Problem description: Return only those lines of the records below in which "icon" appears.

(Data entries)
......

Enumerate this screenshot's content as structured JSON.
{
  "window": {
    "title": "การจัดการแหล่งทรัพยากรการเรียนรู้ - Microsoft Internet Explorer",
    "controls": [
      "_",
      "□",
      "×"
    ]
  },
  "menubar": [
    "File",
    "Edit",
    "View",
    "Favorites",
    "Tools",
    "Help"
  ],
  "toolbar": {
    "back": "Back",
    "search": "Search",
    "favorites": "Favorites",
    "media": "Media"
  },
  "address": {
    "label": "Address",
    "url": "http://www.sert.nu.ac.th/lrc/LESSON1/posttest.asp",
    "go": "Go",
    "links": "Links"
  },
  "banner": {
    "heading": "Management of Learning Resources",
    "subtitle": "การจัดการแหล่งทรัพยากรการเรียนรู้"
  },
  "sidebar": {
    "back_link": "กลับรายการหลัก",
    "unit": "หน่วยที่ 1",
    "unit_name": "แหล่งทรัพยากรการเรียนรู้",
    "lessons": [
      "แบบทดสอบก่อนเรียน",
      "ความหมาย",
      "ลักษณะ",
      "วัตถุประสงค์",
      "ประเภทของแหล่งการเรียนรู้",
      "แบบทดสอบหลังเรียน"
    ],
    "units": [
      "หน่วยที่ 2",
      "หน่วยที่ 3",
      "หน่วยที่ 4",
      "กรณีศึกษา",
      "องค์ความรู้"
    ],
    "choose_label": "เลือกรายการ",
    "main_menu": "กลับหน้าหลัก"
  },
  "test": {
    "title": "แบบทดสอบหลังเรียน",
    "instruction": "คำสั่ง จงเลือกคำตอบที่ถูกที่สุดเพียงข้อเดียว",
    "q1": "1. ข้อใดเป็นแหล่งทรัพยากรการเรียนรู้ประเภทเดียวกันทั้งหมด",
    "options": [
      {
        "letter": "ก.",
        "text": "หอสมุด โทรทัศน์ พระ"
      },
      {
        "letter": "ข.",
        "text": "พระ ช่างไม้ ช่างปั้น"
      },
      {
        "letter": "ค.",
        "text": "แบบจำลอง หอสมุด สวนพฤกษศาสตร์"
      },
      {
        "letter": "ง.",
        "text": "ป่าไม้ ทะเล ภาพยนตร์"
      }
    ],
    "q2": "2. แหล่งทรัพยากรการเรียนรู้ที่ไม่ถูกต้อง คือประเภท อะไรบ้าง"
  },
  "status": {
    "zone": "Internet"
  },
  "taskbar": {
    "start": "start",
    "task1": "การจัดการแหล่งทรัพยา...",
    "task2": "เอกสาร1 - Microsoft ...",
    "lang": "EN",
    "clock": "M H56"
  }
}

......

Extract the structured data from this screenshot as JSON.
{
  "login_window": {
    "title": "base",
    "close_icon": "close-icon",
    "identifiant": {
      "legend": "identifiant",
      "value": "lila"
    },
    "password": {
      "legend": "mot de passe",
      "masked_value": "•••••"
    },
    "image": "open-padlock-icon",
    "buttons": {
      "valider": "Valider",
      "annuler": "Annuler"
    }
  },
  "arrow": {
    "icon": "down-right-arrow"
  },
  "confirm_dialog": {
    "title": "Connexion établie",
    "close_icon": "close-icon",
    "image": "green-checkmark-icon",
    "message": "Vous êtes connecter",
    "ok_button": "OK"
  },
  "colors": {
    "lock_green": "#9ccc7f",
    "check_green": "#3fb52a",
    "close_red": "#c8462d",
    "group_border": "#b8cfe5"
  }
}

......

Response below:
    "close_icon": "close-icon",
    "image": "open-padlock-icon",
    "icon": "down-right-arrow"
    "close_icon": "close-icon",
    "image": "green-checkmark-icon",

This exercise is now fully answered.